◆ **What is being asked**: Each record below has to be printed verbatim.

◆ **Material supplied**:
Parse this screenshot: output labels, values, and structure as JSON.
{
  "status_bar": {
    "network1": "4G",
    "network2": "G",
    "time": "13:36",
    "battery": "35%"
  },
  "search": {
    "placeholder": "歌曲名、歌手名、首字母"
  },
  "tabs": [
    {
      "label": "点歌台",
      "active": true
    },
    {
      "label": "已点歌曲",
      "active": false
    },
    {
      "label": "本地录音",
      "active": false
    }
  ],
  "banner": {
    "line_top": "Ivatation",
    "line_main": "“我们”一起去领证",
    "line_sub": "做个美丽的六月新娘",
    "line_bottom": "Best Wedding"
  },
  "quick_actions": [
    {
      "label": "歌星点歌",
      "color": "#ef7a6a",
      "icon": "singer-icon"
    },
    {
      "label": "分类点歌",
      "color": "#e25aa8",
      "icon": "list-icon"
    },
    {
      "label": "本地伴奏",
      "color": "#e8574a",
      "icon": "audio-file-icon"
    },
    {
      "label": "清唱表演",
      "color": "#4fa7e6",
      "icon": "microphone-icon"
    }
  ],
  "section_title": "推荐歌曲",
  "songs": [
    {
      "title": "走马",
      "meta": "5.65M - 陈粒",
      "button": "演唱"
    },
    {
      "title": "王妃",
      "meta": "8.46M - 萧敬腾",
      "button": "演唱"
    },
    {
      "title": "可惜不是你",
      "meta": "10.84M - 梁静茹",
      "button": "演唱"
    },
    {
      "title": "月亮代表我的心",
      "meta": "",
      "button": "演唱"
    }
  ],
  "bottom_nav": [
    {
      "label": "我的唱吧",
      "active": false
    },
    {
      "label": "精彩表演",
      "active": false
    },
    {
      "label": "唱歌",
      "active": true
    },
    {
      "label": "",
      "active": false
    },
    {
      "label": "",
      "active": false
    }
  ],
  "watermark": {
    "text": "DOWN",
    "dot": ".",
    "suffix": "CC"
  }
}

◆ **Your response**:
Parse this screenshot: output labels, values, and structure as JSON.
{
  "status_bar": {
    "network1": "4G",
    "network2": "G",
    "time": "13:36",
    "battery": "35%"
  },
  "search": {
    "placeholder": "歌曲名、歌手名、首字母"
  },
  "tabs": [
    {
      "label": "点歌台",
      "active": true
    },
    {
      "label": "已点歌曲",
      "active": false
    },
    {
      "label": "本地录音",
      "active": false
    }
  ],
  "banner": {
    "line_top": "Ivatation",
    "line_main": "“我们”一起去领证",
    "line_sub": "做个美丽的六月新娘",
    "line_bottom": "Best Wedding"
  },
  "quick_actions": [
    {
      "label": "歌星点歌",
      "color": "#ef7a6a",
      "icon": "singer-icon"
    },
    {
      "label": "分类点歌",
      "color": "#e25aa8",
      "icon": "list-icon"
    },
    {
      "label": "本地伴奏",
      "color": "#e8574a",
      "icon": "audio-file-icon"
    },
    {
      "label": "清唱表演",
      "color": "#4fa7e6",
      "icon": "microphone-icon"
    }
  ],
  "section_title": "推荐歌曲",
  "songs": [
    {
      "title": "走马",
      "meta": "5.65M - 陈粒",
      "button": "演唱"
    },
    {
      "title": "王妃",
      "meta": "8.46M - 萧敬腾",
      "button": "演唱"
    },
    {
      "title": "可惜不是你",
      "meta": "10.84M - 梁静茹",
      "button": "演唱"
    },
    {
      "title": "月亮代表我的心",
      "meta": "",
      "button": "演唱"
    }
  ],
  "bottom_nav": [
    {
      "label": "我的唱吧",
      "active": false
    },
    {
      "label": "精彩表演",
      "active": false
    },
    {
      "label": "唱歌",
      "active": true
    },
    {
      "label": "",
      "active": false
    },
    {
      "label": "",
      "active": false
    }
  ],
  "watermark": {
    "text": "DOWN",
    "dot": ".",
    "suffix": "CC"
  }
}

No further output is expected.